For the first time in the history of the series, two acts have been offered residency performances in order to highlight some of the local talent in a different way.
From the shadow of the Teton mountain range, to the shores of Lake Tahoe. PorterHaus is a western roots rock band, made up of 3 Brothers. PorterHaus combines the harmonious style of their old west upbringing with the irie vibes of California. They’re often joined on stage by another local artist, Will Eichelberger, who’s flute skills will knock your socks right off.
Along with their original songs PorterHaus has a set filled with mash-ups and covers with everything from Beastie Boys, Lady Gaga, Dirty Heads, Waylon Jennings, to The Beatles. Basically, just a party-rock bundle of everything new and old that you didn’t know you wanted to hear.
You can catch Porterhaus opening sets this summer on June 29th with Lantz Lazwell & The Good Vibe Tribe, on July 20th with Wolf Jett and August 17th with Coast Tribe!
El Dorado County singer, songwriter, producer and multi-instrumentalist Patrick Walsh brings a fresh sound from a world of no genres.

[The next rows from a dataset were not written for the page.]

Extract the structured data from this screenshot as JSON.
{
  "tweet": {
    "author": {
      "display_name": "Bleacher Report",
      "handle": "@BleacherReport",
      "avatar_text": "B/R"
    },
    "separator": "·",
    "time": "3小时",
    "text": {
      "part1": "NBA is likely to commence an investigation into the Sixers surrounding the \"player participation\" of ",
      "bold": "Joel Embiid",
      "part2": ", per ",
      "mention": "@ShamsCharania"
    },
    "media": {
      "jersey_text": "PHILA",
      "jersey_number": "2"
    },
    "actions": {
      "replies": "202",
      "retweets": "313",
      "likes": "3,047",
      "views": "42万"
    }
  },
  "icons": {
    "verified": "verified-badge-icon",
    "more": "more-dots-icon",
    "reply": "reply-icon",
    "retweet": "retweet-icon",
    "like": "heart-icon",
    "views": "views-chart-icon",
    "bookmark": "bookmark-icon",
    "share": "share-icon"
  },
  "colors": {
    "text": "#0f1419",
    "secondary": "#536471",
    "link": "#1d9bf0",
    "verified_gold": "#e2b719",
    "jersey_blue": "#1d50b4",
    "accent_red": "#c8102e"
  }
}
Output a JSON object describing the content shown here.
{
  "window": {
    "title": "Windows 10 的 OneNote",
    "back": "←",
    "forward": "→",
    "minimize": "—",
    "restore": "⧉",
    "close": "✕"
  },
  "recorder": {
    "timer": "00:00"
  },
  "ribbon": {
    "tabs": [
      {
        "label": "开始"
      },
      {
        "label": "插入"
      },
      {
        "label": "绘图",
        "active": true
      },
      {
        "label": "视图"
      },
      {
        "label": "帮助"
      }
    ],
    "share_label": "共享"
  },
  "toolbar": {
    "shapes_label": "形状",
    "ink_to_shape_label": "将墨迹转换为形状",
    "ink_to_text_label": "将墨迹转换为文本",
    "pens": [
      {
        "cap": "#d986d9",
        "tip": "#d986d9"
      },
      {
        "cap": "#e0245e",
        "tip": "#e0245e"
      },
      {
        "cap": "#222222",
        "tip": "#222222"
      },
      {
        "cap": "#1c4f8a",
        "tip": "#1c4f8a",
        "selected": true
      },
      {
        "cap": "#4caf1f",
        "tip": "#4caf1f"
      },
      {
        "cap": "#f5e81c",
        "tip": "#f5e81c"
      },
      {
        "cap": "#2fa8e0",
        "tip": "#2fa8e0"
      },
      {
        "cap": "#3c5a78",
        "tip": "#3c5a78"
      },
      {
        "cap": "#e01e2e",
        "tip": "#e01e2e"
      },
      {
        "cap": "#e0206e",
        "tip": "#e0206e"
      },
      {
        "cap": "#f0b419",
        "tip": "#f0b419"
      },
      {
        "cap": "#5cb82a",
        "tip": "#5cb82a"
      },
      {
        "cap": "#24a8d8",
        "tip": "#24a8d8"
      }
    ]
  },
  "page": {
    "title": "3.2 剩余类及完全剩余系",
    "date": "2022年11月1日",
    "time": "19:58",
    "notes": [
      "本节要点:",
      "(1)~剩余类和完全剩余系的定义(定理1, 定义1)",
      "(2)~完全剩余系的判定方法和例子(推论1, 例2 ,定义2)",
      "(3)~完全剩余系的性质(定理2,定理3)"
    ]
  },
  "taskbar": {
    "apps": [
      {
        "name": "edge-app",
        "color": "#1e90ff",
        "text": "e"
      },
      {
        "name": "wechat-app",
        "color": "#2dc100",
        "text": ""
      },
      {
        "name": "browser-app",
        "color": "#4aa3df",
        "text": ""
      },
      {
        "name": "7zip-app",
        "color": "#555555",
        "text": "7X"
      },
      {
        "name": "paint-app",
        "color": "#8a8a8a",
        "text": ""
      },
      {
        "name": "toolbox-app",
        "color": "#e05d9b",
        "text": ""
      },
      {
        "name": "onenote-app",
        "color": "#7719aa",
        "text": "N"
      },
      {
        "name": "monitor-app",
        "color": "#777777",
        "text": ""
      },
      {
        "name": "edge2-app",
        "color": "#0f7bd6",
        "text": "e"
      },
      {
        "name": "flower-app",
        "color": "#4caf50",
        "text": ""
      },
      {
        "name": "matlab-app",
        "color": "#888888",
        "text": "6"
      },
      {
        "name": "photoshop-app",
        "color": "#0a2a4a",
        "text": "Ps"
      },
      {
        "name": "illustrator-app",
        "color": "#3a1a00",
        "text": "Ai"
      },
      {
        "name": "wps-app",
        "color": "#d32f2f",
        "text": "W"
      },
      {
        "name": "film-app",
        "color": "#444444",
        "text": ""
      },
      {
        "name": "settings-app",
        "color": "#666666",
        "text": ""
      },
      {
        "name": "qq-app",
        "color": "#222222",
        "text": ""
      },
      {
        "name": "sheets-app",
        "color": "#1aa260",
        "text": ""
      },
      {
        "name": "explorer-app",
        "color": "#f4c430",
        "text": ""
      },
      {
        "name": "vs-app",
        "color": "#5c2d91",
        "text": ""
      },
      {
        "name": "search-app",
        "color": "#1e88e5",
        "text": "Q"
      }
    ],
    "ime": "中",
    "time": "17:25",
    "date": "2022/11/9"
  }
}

He was born and raised in the gold rush towns of Northern California and often incorporates that local history and experiences into his music.
A popular artist who can be found performing three residency shows on the Live at Lakeview stage this summer, switches things up from bluegrass to jazz with a surprising reggae island vibe mixed in during various shows. His natural tendency for musical diversity is rooted in a lifetime of playing multiple musical instruments including piano, trumpet, guitar and harmonica.
He’s most well known in the area for performing Americana-inspired acoustic guitar instrumentals rather than singing and performing as a one-man band. Walsh shared with the Sacramento Magazine in a recent interview that his unique approach to music has been deliberate from the start, “ As soon as I began performing and creating albums, I decided I didn’t want to be held to on genre. I like being spontaneous and hop styles from song to song during a performance.
“I try to set a mood and take people away on little journeys,” Walsh continues. “That’s partly why I like instrumental music so much. I’m very happy with the lyrics of my songs, but instrumentals allow listeners to think about whatever, and pay attention to the music as much as they want. I don’t like to make music that is too intrusive – just something that fits pleasantly into daily activities like driving, where you can just sort of daydream along with it.”